Well-being Effects of an Intervention for Work Re-design in Hospital Doctors

  • M. Weigl
  • S. Hornung
  • J. Glaser
  • P. Angerer

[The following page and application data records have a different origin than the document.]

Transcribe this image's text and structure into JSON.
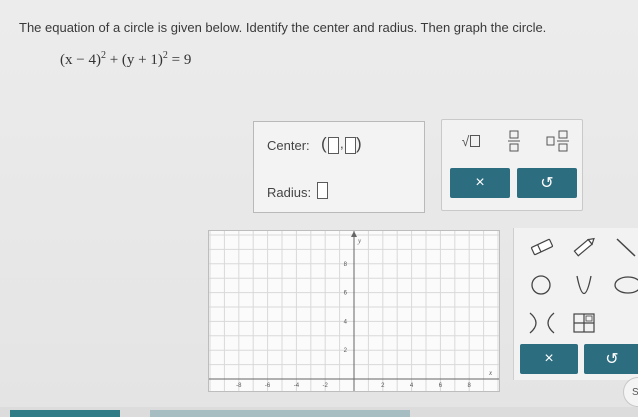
{
  "problem": {
    "prompt": "The equation of a circle is given below. Identify the center and radius. Then graph the circle.",
    "equation_part1": "(x − 4)",
    "exp1": "2",
    "equation_part2": " + (y + 1)",
    "exp2": "2",
    "equation_part3": " = 9"
  },
  "answer": {
    "center_label": "Center:",
    "radius_label": "Radius:",
    "open_paren": "(",
    "comma": ",",
    "close_paren": ")"
  },
  "keypad": {
    "sqrt_symbol": "√",
    "clear_label": "×",
    "undo_label": "↺"
  },
  "graph": {
    "x_ticks": [
      "-8",
      "-6",
      "-4",
      "-2",
      "2",
      "4",
      "6",
      "8"
    ],
    "y_ticks": [
      "8",
      "6",
      "4",
      "2"
    ],
    "y_axis_label": "y",
    "x_axis_label": "x"
  },
  "graph_tools": {
    "clear_label": "×",
    "undo_label": "↺"
  },
  "corner": {
    "label": "S"
  },
  "colors": {
    "accent": "#2d6d80",
    "grid": "#d9d9d9"
  }
}
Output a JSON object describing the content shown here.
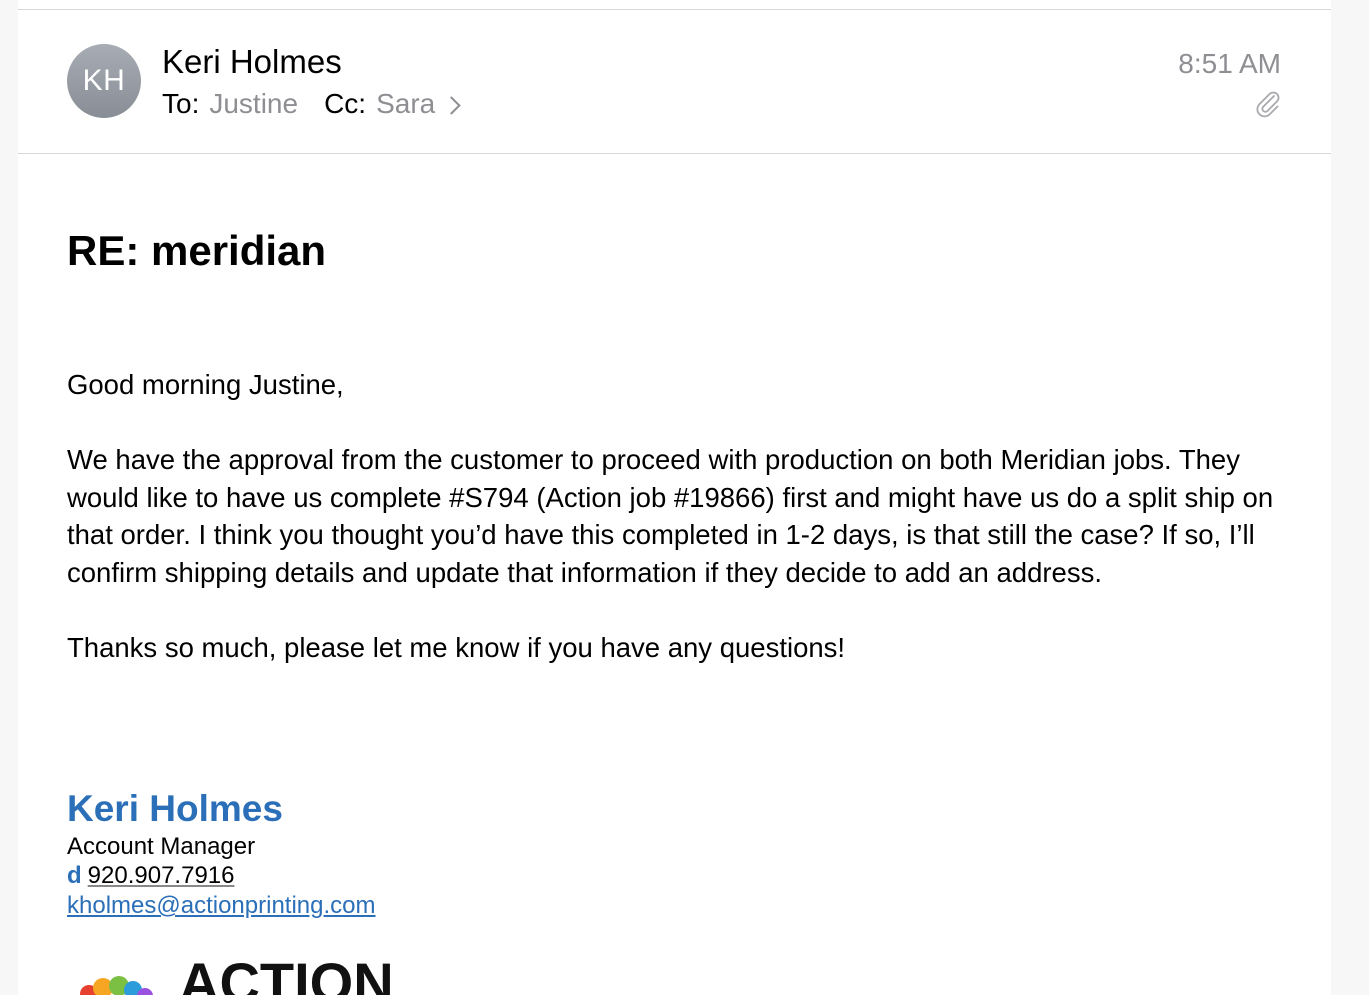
{
  "message": {
    "sender": {
      "initials": "KH",
      "name": "Keri Holmes"
    },
    "to_label": "To:",
    "to": "Justine",
    "cc_label": "Cc:",
    "cc": "Sara",
    "time": "8:51 AM",
    "has_attachment": true,
    "subject": "RE: meridian",
    "body": {
      "greeting": "Good morning Justine,",
      "paragraph1": "We have the approval from the customer to proceed with production on both Meridian jobs. They would like to have us complete #S794 (Action job #19866) first and might have us do a split ship on that order. I think you thought you’d have this completed in 1-2 days, is that still the case? If so, I’ll confirm shipping details and update that information if they decide to add an address.",
      "paragraph2": "Thanks so much, please let me know if you have any questions!"
    },
    "signature": {
      "name": "Keri Holmes",
      "title": "Account Manager",
      "phone_prefix": "d",
      "phone": "920.907.7916",
      "email": "kholmes@actionprinting.com",
      "logo_text": "ACTION"
    }
  },
  "colors": {
    "link_blue": "#2a6fb8",
    "secondary_gray": "#8e8e93",
    "divider": "#d8d8d8"
  },
  "icons": {
    "attachment": "paperclip-icon",
    "details": "chevron-right-icon"
  }
}
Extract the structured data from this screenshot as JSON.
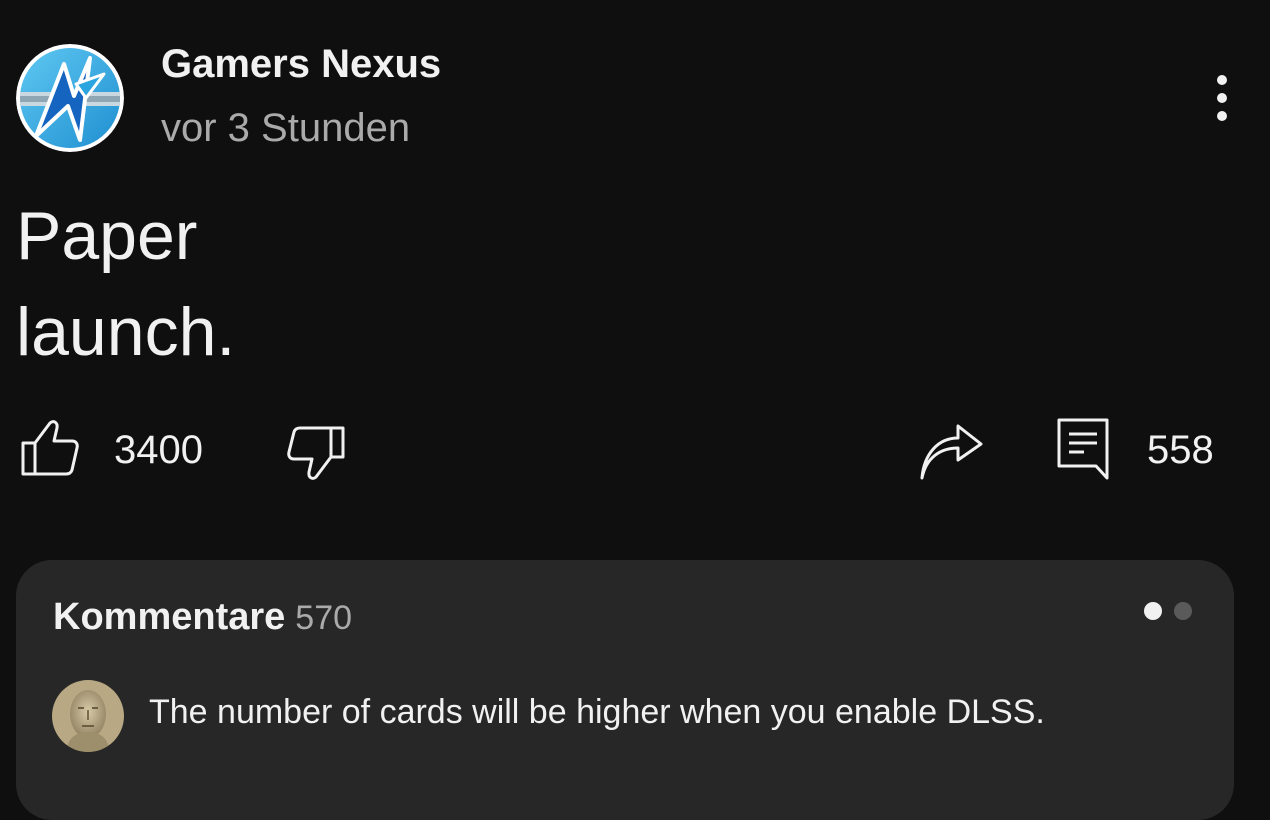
{
  "post": {
    "channel_name": "Gamers Nexus",
    "time": "vor 3 Stunden",
    "text_line1": "Paper",
    "text_line2": "launch.",
    "like_count": "3400",
    "comment_count": "558"
  },
  "comments": {
    "title": "Kommentare",
    "count": "570",
    "top_comment": "The number of cards will be higher when you enable DLSS.",
    "carousel_pages": 2,
    "carousel_active": 1
  },
  "icons": {
    "avatar": "gamers-nexus-logo",
    "more": "vertical-dots-icon",
    "like": "thumbs-up-icon",
    "dislike": "thumbs-down-icon",
    "share": "share-arrow-icon",
    "comment": "comment-icon"
  },
  "colors": {
    "background": "#0f0f0f",
    "card": "#272727",
    "text_primary": "#f1f1f1",
    "text_secondary": "#aaaaaa"
  }
}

Objective: Adverse work conditions contribute to impaired well-being in hospital doctors. Drawing on a participatory work-design intervention that aimed to improve work conditions and quality of patient care, we investigated if the intervention also revealed effects on hospital doctors’ well-being. Methods: A prospective, controlled intervention study was conducted in two surgical and two internal departments of a hospital. N=57 hospital doctors participated. The intervention was a structured, participatory intervention based on health circles; in which doctors actively analysed problematic working conditions, developed solutions, and initiated their implementation. Work conditions and well-being were assessed by standardized questionnaires. Results: Several work-related problems were identified and solutions were implemented. At follow up, doctors in the intervention department reported improved work conditions, i.e., supervisory feedback, participation, personnel and material improvements. In regard to well-being, small effects for emotional exhaustion and work engagement were identified. Conclusions: Our participatory intervention was associated with effects on doctors’ well-being. The presentation concludes with a discussion of limitations and needs for further research.